2.  Despite all efforts to help them in class to learn strategically, they ignore all these strategies in favour of "just reading through" because it's easier.
3.  They try to learn too much too fast, ending up in them learning nothing properly.
4.  They rarely test themselves to whether they have, in fact, learnt any of it, meaning that they're blissfully unaware that it hasn't worked.
5.  If they do test themselves, they don't actually do anything about the weak bits that they have found.
6.  They try to use complex phrases without really understanding them or having a "feel" for them - especially subordinating conjunctions such as "weil" in German, where the verb gets sent to the end.
7.  They try to learn it parrot-fashion without really knowing what they're saying. Are we the teachers to blame here?  I do get exasperated, and sometimes I do say, "Well, you've just got to learn it." I wonder how that is translated in the teenage brain.

Certainly, websites such as help, although that has now disappeared behind a pay-wall.  I'm sure there are others around that you can suggest.

How do you get pupils to try to slow down, really look at the work, and improve their understanding of their work?  I teach all boys, and most of them are in a rush to finish and tick the work off their lists.  I certainly don't have all the answers, but here are a couple of things I've done recently.  Nothing spectacular, but I thought I would share.
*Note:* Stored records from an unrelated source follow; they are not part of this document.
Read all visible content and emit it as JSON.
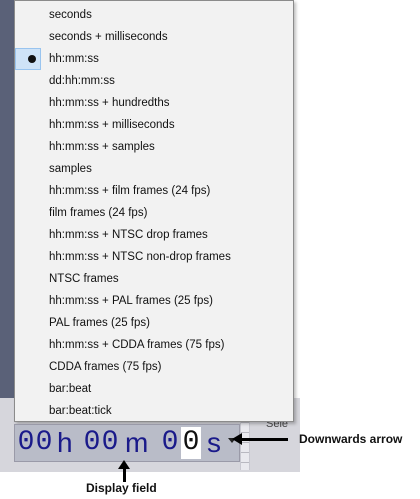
{
  "menu": {
    "items": [
      {
        "label": "seconds"
      },
      {
        "label": "seconds + milliseconds"
      },
      {
        "label": "hh:mm:ss",
        "selected": true
      },
      {
        "label": "dd:hh:mm:ss"
      },
      {
        "label": "hh:mm:ss + hundredths"
      },
      {
        "label": "hh:mm:ss + milliseconds"
      },
      {
        "label": "hh:mm:ss + samples"
      },
      {
        "label": "samples"
      },
      {
        "label": "hh:mm:ss + film frames (24 fps)"
      },
      {
        "label": "film frames (24 fps)"
      },
      {
        "label": "hh:mm:ss + NTSC drop frames"
      },
      {
        "label": "hh:mm:ss + NTSC non-drop frames"
      },
      {
        "label": "NTSC frames"
      },
      {
        "label": "hh:mm:ss + PAL frames (25 fps)"
      },
      {
        "label": "PAL frames (25 fps)"
      },
      {
        "label": "hh:mm:ss + CDDA frames (75 fps)"
      },
      {
        "label": "CDDA frames (75 fps)"
      },
      {
        "label": "bar:beat"
      },
      {
        "label": "bar:beat:tick"
      }
    ]
  },
  "display": {
    "h_tens": "0",
    "h_units": "0",
    "h_label": "h",
    "m_tens": "0",
    "m_units": "0",
    "m_label": "m",
    "s_tens": "0",
    "s_units": "0",
    "s_label": "s"
  },
  "background": {
    "partial_label": "Sele"
  },
  "annotations": {
    "arrow_label": "Downwards arrow",
    "field_label": "Display field"
  }
}
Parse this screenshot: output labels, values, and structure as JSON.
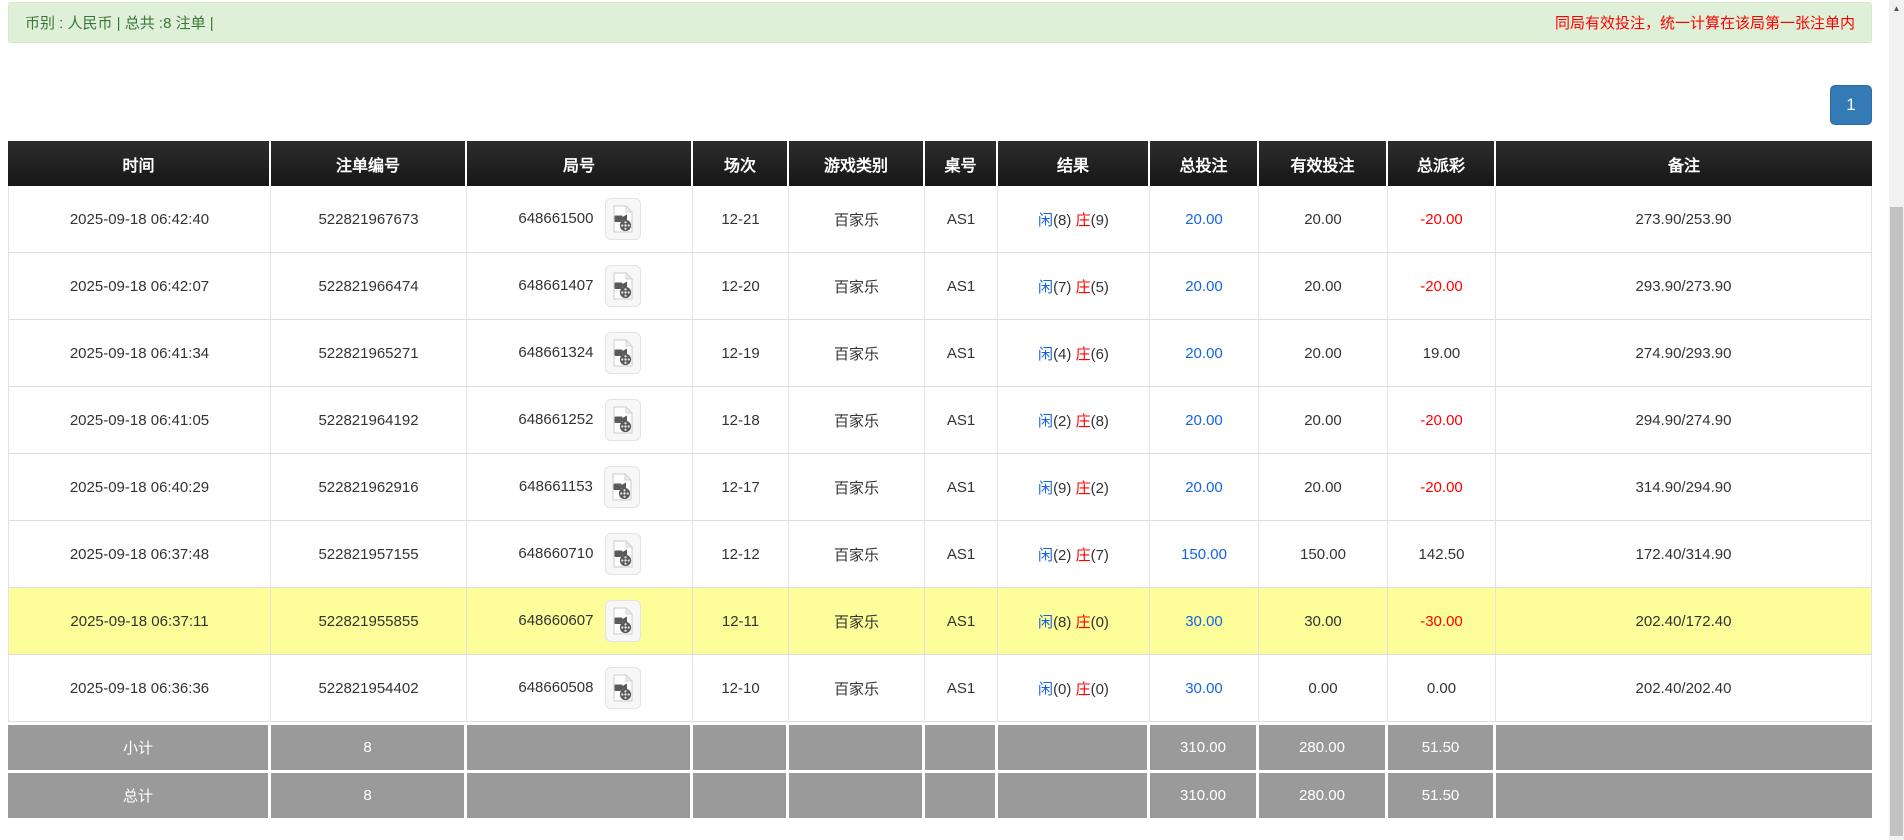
{
  "notice_bar": {
    "left_text": "币别 : 人民币 | 总共 :8 注单 |",
    "right_text": "同局有效投注，统一计算在该局第一张注单内"
  },
  "pagination": {
    "page_label": "1"
  },
  "table": {
    "headers": [
      "时间",
      "注单编号",
      "局号",
      "场次",
      "游戏类别",
      "桌号",
      "结果",
      "总投注",
      "有效投注",
      "总派彩",
      "备注"
    ],
    "rows": [
      {
        "time": "2025-09-18 06:42:40",
        "bet_no": "522821967673",
        "round_no": "648661500",
        "session": "12-21",
        "game": "百家乐",
        "table_no": "AS1",
        "result": {
          "player_label": "闲",
          "player_score": "(8)",
          "banker_label": "庄",
          "banker_score": "(9)"
        },
        "total_bet": "20.00",
        "valid_bet": "20.00",
        "payout": "-20.00",
        "remark": "273.90/253.90",
        "highlighted": false
      },
      {
        "time": "2025-09-18 06:42:07",
        "bet_no": "522821966474",
        "round_no": "648661407",
        "session": "12-20",
        "game": "百家乐",
        "table_no": "AS1",
        "result": {
          "player_label": "闲",
          "player_score": "(7)",
          "banker_label": "庄",
          "banker_score": "(5)"
        },
        "total_bet": "20.00",
        "valid_bet": "20.00",
        "payout": "-20.00",
        "remark": "293.90/273.90",
        "highlighted": false
      },
      {
        "time": "2025-09-18 06:41:34",
        "bet_no": "522821965271",
        "round_no": "648661324",
        "session": "12-19",
        "game": "百家乐",
        "table_no": "AS1",
        "result": {
          "player_label": "闲",
          "player_score": "(4)",
          "banker_label": "庄",
          "banker_score": "(6)"
        },
        "total_bet": "20.00",
        "valid_bet": "20.00",
        "payout": "19.00",
        "remark": "274.90/293.90",
        "highlighted": false
      },
      {
        "time": "2025-09-18 06:41:05",
        "bet_no": "522821964192",
        "round_no": "648661252",
        "session": "12-18",
        "game": "百家乐",
        "table_no": "AS1",
        "result": {
          "player_label": "闲",
          "player_score": "(2)",
          "banker_label": "庄",
          "banker_score": "(8)"
        },
        "total_bet": "20.00",
        "valid_bet": "20.00",
        "payout": "-20.00",
        "remark": "294.90/274.90",
        "highlighted": false
      },
      {
        "time": "2025-09-18 06:40:29",
        "bet_no": "522821962916",
        "round_no": "648661153",
        "session": "12-17",
        "game": "百家乐",
        "table_no": "AS1",
        "result": {
          "player_label": "闲",
          "player_score": "(9)",
          "banker_label": "庄",
          "banker_score": "(2)"
        },
        "total_bet": "20.00",
        "valid_bet": "20.00",
        "payout": "-20.00",
        "remark": "314.90/294.90",
        "highlighted": false
      },
      {
        "time": "2025-09-18 06:37:48",
        "bet_no": "522821957155",
        "round_no": "648660710",
        "session": "12-12",
        "game": "百家乐",
        "table_no": "AS1",
        "result": {
          "player_label": "闲",
          "player_score": "(2)",
          "banker_label": "庄",
          "banker_score": "(7)"
        },
        "total_bet": "150.00",
        "valid_bet": "150.00",
        "payout": "142.50",
        "remark": "172.40/314.90",
        "highlighted": false
      },
      {
        "time": "2025-09-18 06:37:11",
        "bet_no": "522821955855",
        "round_no": "648660607",
        "session": "12-11",
        "game": "百家乐",
        "table_no": "AS1",
        "result": {
          "player_label": "闲",
          "player_score": "(8)",
          "banker_label": "庄",
          "banker_score": "(0)"
        },
        "total_bet": "30.00",
        "valid_bet": "30.00",
        "payout": "-30.00",
        "remark": "202.40/172.40",
        "highlighted": true
      },
      {
        "time": "2025-09-18 06:36:36",
        "bet_no": "522821954402",
        "round_no": "648660508",
        "session": "12-10",
        "game": "百家乐",
        "table_no": "AS1",
        "result": {
          "player_label": "闲",
          "player_score": "(0)",
          "banker_label": "庄",
          "banker_score": "(0)"
        },
        "total_bet": "30.00",
        "valid_bet": "0.00",
        "payout": "0.00",
        "remark": "202.40/202.40",
        "highlighted": false
      }
    ],
    "footer_rows": [
      {
        "label": "小计",
        "count": "8",
        "total_bet": "310.00",
        "valid_bet": "280.00",
        "payout": "51.50"
      },
      {
        "label": "总计",
        "count": "8",
        "total_bet": "310.00",
        "valid_bet": "280.00",
        "payout": "51.50"
      }
    ]
  },
  "icons": {
    "video_replay": "video-replay-icon",
    "scroll_up_glyph": "▲"
  },
  "colors": {
    "notice_bg": "#dff0d8",
    "notice_text": "#3c763d",
    "alert_red": "#ff0000",
    "link_blue": "#1565e0",
    "player_blue": "#1565e0",
    "banker_red": "#ff0000",
    "highlight_yellow": "#fdfd99",
    "header_bg": "#161616",
    "footer_bg": "#9a9a9a",
    "pager_blue": "#337ab7"
  }
}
End of topic test
Obvious, really, but I've been guilty of being in a rush, and assuming they would learn it during their revision. Um -no! I like to test those key structures that I know they'll need, as well as key words.  If they know these already, they're getting there.  The difference between "meine Familie" and "mit meiner Familie" - they need to know this.  Have they really understood?  Pick up the problems and deal with them before starting the task.

Breaking down their learning into 3 phases:
1. words
2. small phrases
3. sentence / paragraph level

This seems to give them focus

*Top 20 difficult words*
This is my favourite. I ask pupils to pick out their top 20 difficult words, whether that's for spelling or for meaning, and I ask them to write a list in English and German.
This works a treat, especially with the complacent ones who simply want to get on and "just learn" it, because suddenly they realise that they don't know what "feierlich" means, and..oh ..what does that mean again?
Why 20 words?  It's a manageable number, it's not too scary, and gives them a do-able revision list.
Highlight the complex phrases
The highlighters come out, and they highlight their complex phrases. I get them to test themselves and each other, both on meaning and on correct German.  They take that pretty seriously.
Emphasis on communication rather than parrot-fashion
I then get them to choose 10 key content words from a paragraph, and get them to practise communicating their points, rather than doing it word-for-word.

Finally, I tell them that to get a good GCSE they need
Links especially WEIL
Opinions and reasons
Tenses - past, present, future, conditional

This got quite a response on twitter, with other members of the wonderful #mfltwitterati contributing their ideas.  Here is a summary:

  • Textivate got a well-deserved big thumbs up from many, and is a great way of managing the active learning. Other active learning ideas:
  • @JaneJaneheg suggested
  • Other IT-based ideas from @kec974 were cueprompter and visioprompt
  • @Langwitch, @missmaclachlan and several others make good use of mini-whiteboards, getting the pupils the gradually erase words and take the support away, and this also forces them to break things down into chunks
  • Post-its with 1 side in the MFL and the other side in English was suggested by @zaragozalass
  • @rhwilko has started making them do an English version of what they have prepared.  She finds that this also helps them see if their language is too basic
  • Others tweeted about discouraging script writing to avoid the pitfall of mindless learning, but maximising the time to practise with a list of key vocab and verbs.
  • @SJBarnes suggesting speaking to the drama dept about techniques